Dynamics of plasmas sustained by repetitive ultrahigh-voltage DC or subpicosecond laser pulses Conference Paper uri icon


  • Nanosecond breakdown and the so-called fast ionization wave in gases was studied by several groups. In those studies, the gas was not preionized by the beginning of the pulse. Here, we analyze dynamics of plasmas sustained by ultrahigh-voltage (with E/N above the electron runaway threshold) pulses with high repetition rate, so that each pulse begins with pre-existing plasma. In contrast with nanosecond breakdown, strong current instantaneously develops in the entire volume, forming cathode sheath. Interesting spatio-temporal evolution of the plasma is revealed with a fully coupled model where ionization kinetics is strongly coupled with ion and electron motion in self-consistent nonuniform electric field and with non-local electron energy distribution function (EEDF). EEDF is calculated in "forward-back" approximation.
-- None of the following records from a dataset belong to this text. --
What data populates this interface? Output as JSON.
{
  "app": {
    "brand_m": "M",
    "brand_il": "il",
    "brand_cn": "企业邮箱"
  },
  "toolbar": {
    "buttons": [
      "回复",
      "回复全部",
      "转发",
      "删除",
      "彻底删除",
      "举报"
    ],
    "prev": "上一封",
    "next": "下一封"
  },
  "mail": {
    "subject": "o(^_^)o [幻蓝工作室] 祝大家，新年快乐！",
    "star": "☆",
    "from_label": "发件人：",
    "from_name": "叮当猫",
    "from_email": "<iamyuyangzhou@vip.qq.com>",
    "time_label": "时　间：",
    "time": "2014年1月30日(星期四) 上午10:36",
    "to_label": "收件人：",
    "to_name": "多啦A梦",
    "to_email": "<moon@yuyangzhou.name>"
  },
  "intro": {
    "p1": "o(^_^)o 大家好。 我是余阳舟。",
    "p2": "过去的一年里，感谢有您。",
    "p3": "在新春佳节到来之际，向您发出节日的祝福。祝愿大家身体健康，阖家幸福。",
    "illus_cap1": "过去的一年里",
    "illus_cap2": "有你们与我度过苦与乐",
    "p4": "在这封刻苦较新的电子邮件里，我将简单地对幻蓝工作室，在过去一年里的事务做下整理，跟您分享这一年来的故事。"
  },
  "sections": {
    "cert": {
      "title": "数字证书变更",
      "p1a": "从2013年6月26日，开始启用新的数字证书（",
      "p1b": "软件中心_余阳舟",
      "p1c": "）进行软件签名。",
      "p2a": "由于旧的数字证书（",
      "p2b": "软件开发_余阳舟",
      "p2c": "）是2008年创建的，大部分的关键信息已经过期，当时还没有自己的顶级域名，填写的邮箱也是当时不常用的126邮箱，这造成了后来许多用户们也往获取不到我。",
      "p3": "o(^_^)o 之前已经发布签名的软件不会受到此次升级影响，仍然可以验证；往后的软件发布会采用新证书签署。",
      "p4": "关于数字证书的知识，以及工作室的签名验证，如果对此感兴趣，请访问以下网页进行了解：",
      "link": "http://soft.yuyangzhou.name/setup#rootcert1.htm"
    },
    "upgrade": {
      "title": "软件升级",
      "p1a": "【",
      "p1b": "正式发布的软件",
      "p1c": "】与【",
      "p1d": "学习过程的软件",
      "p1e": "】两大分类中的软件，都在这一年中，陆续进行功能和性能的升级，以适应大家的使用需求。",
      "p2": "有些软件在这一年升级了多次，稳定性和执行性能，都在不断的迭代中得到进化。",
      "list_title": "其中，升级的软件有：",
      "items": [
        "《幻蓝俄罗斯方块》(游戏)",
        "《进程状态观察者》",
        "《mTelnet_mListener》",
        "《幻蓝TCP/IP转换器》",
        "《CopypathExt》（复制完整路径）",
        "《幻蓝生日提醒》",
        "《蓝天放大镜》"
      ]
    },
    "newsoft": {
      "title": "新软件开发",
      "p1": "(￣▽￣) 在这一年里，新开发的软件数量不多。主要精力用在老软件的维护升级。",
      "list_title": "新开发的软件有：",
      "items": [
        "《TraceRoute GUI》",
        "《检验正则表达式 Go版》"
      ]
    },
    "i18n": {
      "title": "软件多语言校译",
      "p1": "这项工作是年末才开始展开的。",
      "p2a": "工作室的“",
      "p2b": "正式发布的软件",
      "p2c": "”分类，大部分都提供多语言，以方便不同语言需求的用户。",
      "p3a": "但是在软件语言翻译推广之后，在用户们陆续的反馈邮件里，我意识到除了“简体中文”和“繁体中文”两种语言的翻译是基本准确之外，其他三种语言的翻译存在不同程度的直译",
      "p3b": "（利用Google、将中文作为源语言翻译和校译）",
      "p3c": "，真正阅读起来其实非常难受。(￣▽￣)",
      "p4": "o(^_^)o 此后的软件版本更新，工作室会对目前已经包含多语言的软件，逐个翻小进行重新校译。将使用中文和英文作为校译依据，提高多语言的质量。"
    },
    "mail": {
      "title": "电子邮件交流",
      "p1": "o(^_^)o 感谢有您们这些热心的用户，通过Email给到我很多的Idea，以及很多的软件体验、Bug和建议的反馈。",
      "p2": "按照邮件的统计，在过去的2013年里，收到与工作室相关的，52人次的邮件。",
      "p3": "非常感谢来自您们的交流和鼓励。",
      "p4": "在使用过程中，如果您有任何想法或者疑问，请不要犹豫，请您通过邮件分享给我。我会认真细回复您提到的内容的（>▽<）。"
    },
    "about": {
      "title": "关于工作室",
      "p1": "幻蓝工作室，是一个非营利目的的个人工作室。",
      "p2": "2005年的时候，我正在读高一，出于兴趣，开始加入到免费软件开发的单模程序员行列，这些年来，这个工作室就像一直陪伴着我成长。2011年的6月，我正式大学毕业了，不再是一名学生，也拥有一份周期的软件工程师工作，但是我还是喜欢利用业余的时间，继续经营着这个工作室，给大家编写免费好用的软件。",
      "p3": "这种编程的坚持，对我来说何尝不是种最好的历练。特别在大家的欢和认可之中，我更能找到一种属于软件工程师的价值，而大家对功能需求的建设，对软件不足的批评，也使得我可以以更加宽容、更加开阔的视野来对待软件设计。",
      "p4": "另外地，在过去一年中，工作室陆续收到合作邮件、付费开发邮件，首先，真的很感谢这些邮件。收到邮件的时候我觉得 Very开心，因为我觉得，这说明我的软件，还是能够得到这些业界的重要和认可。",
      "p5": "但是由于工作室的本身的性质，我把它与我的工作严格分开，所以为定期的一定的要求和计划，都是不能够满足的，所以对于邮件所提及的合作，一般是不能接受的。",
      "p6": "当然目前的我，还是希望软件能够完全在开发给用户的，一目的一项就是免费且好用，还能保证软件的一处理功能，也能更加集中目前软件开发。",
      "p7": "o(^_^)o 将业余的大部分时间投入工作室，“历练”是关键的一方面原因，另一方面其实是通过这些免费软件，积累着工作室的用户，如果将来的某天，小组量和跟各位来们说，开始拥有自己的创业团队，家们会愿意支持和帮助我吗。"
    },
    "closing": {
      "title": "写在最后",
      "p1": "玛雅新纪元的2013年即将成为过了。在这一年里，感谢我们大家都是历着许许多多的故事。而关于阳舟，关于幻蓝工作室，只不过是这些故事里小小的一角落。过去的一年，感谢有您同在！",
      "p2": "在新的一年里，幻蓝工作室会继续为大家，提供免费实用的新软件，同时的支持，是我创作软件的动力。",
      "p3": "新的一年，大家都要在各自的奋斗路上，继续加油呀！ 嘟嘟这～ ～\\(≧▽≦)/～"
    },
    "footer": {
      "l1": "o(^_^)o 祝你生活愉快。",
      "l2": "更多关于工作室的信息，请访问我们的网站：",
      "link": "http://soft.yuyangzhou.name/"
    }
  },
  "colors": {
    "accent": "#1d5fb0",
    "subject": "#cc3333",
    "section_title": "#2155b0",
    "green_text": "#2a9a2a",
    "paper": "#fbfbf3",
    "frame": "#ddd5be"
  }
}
The modelling demonstrated that rapidly evolving redistribution of potential creates conditions for electron high-voltage pulses can reach about 100 eV, and the EEDF develops a long plateau extending to hundreds and thousands eV. High-energy electrons far from the cathode are not produced locally, but rather arrive from the sheath. New predicted phenomena include reversal of electric field in the anode half of the discharge gap and double-peak profiles of mean electron energy and ionization rate. Ionization and excitation of molecules continue and could even peak after the pulse, with no voltage, as the high-energy electrons move into the gas. We also explore a new way of plasma generation by ultrashort, high-power, repetitive laser pulses, with ionization efficiency comparable to that of e-beams. The idea is to accelerate free electrons remaining from the previous pulse to keV due to high quiver energy in laser field, before collisions and plasma polarization (this imposes upper limits on pulse duration and laser wavelength). Suppressing tunnelling ionization imposes a lower limit on the wavelength. The accelerated electrons will act like a beam and ionize the surrounding gas.

author list (cited authors)

  • Macheret, S. O., Shneider, M. N., & Miles, R. B.

complete list of authors

  • Macheret, SO||Shneider, MN||Miles, RB

publication date

  • January 2001